In the state of North Carolina, some types of event tickets are subject to sales tax. Chartered student groups holding qualified events are required to collect and deposit sales tax along with any money charged for admission.
It’s true, but you don’t have to stress. Just follow the steps below!
Ready to dig into the details? Keep scrolling.
In general, a taxable event’s primary purpose is entertainment and the payment is an admission cost. In other words, without paying the fee,
an attendee wouldn’t be allowed to enter the event:
On the other hand, if you’re charging a fee but that payment is a participation cost (you’re going to run in a race or some other kind of contest, learn how to paint pottery, or register your team for a campus tradition like Project Pumpkin), then the event is not taxable:
Your group is having an open-mic night to raise money for a Spring Break service trip. You’ve decided to charge performers a small registration fee to help pay for the sound system, and also to charge admission at the door. In the end, you find your cash box overflowing with $300 from performers and $500 from ticket sales!
So what amount of the proceeds are taxable? Only the $500 from admission sales. The $300 from performer fees were a cost of participation, and not subject to sales tax.
Build the tax into your admission price ($5 ticket = $4.68 base + .32 sales tax) which keeps things very simple. The only requirement here is to make your decision clear to the public:
Another option is to add the tax to the ticket price ($5 ticket + .34 sales tax = $5.34 total price) which means you’ll receive the entire $5 but will have to keep lots of change on hand if selling at the door – this is a better option if most of your sales will happen online.
Please use the example to the right to separate your sales tax amount from your base amount on the deposit form.
Voila, you’re ready to make your deposit!
One more thing. When you make a deposit to the sales tax account, that amount will need to be reported to WFU Financial Services. But the good news is you don’t have to do it yourself.

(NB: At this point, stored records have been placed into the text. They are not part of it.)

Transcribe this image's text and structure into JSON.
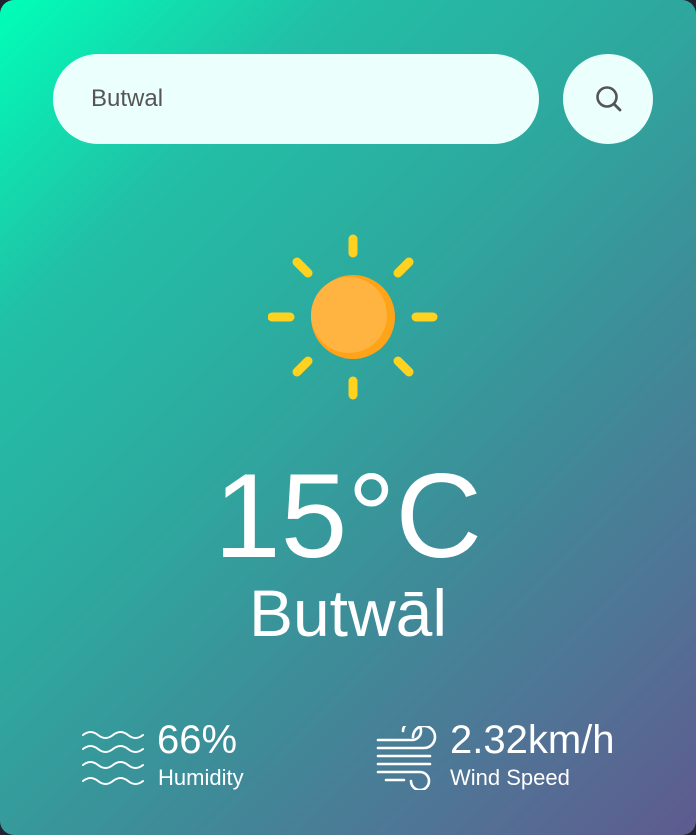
{
  "search": {
    "value": "Butwal",
    "button_icon": "search-icon"
  },
  "weather": {
    "icon": "sun-icon",
    "temperature": "15°C",
    "city": "Butwāl"
  },
  "details": {
    "humidity": {
      "value": "66%",
      "label": "Humidity",
      "icon": "humidity-waves-icon"
    },
    "wind": {
      "value": "2.32km/h",
      "label": "Wind Speed",
      "icon": "wind-icon"
    }
  },
  "colors": {
    "gradient_start": "#00ffb8",
    "gradient_end": "#5e5a8f",
    "search_bg": "#ebfffc",
    "sun_core": "#ffb340",
    "sun_rays": "#ffd21f",
    "text": "#ffffff"
  }
}
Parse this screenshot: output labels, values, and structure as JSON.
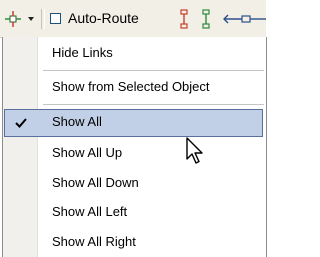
{
  "toolbar": {
    "links_icon": "link-mode-icon",
    "dropdown_icon": "chevron-down-icon",
    "auto_route": {
      "label": "Auto-Route",
      "checked": false
    },
    "icons": [
      "vertical-link-icon",
      "vertical-link-alt-icon",
      "horizontal-link-icon"
    ]
  },
  "menu": {
    "items": [
      {
        "label": "Hide Links",
        "checked": false
      },
      {
        "label": "Show from Selected Object",
        "checked": false
      },
      {
        "label": "Show All",
        "checked": true,
        "highlighted": true
      },
      {
        "label": "Show All Up",
        "checked": false
      },
      {
        "label": "Show All Down",
        "checked": false
      },
      {
        "label": "Show All Left",
        "checked": false
      },
      {
        "label": "Show All Right",
        "checked": false
      }
    ]
  },
  "colors": {
    "toolbar_bg": "#f2efe6",
    "gutter_bg": "#f1f0ec",
    "highlight_bg": "#c2d0e7",
    "highlight_border": "#5a6f9c",
    "icon_red": "#c8402a",
    "icon_green": "#2f8a3b"
  },
  "cursor_icon": "mouse-pointer-icon"
}
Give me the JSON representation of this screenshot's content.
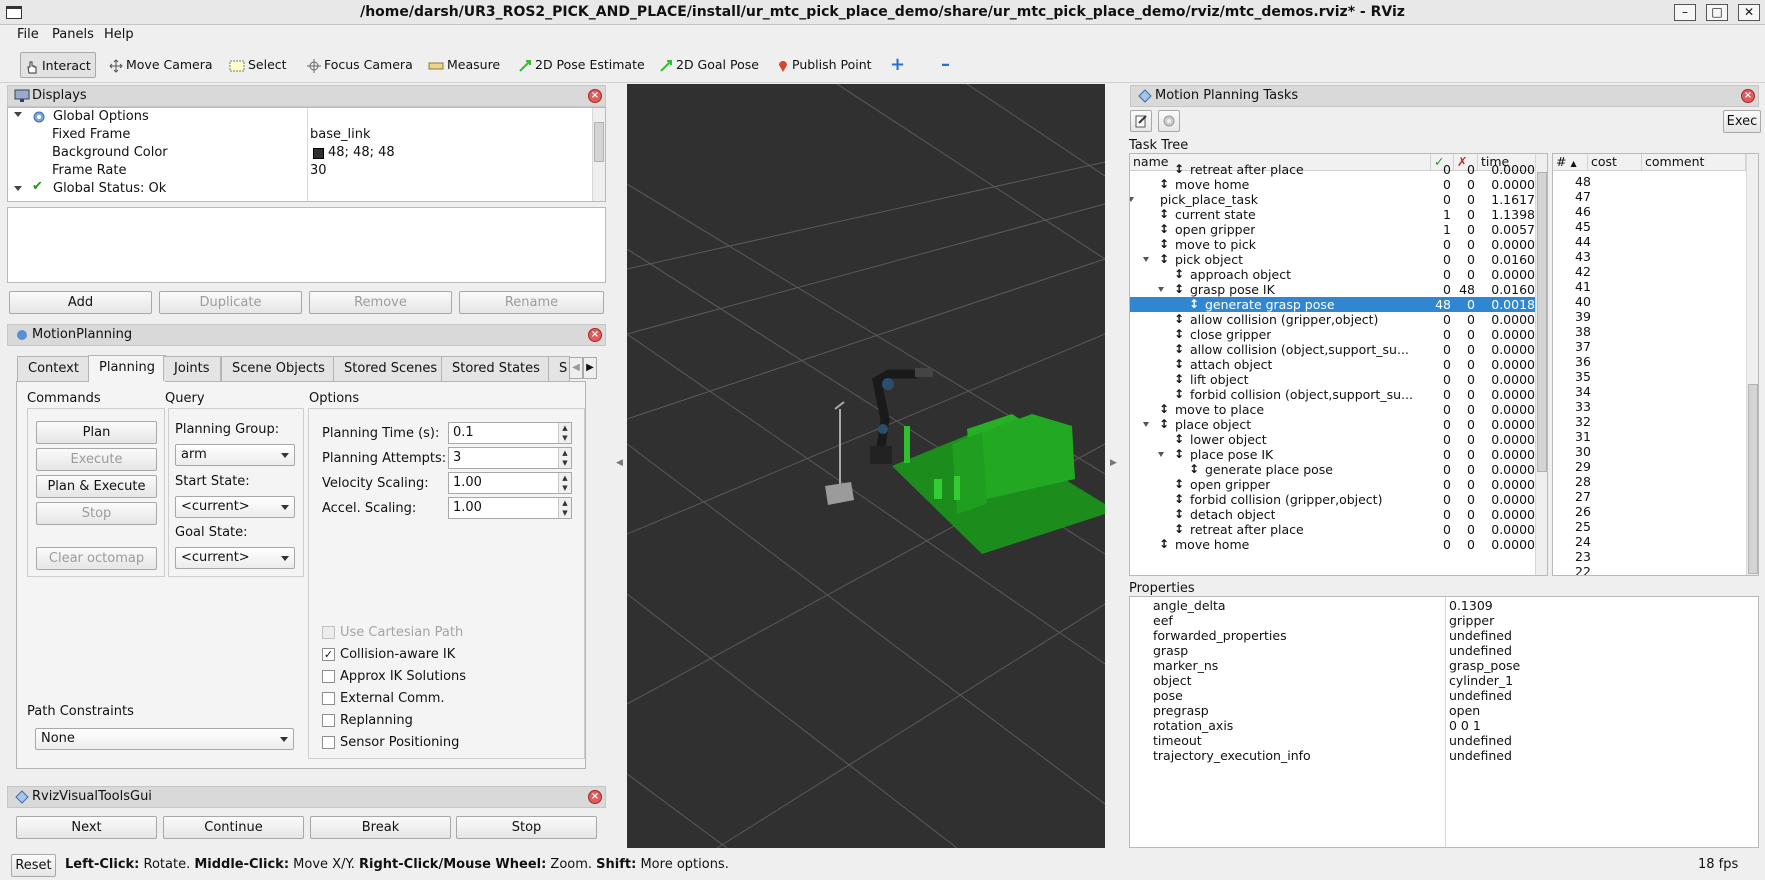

Your final step: email a copy of your sales tax deposit to Amy Mohan (email@example.com).